Take from the material every line containing the string "icon" and copy it.

(EXTRACTED INFORMATION Opens)

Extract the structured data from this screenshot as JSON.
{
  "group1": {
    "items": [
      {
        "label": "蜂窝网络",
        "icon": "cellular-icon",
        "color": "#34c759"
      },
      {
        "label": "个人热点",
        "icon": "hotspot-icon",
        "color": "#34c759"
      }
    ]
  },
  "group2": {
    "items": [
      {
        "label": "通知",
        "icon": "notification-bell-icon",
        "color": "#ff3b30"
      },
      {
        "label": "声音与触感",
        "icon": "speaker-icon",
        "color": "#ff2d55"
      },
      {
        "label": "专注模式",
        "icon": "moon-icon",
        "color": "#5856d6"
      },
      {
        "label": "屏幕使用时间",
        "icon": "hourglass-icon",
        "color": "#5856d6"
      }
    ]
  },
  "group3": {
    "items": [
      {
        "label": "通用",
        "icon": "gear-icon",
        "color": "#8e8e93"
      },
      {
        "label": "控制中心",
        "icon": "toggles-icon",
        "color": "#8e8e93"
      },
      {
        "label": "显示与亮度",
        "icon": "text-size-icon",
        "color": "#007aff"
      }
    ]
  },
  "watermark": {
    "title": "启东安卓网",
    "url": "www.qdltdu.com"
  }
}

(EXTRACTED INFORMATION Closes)

§ TASK ANSWER
        "icon": "cellular-icon",
        "icon": "hotspot-icon",
        "icon": "notification-bell-icon",
        "icon": "speaker-icon",
        "icon": "moon-icon",
        "icon": "hourglass-icon",
        "icon": "gear-icon",
        "icon": "toggles-icon",
        "icon": "text-size-icon",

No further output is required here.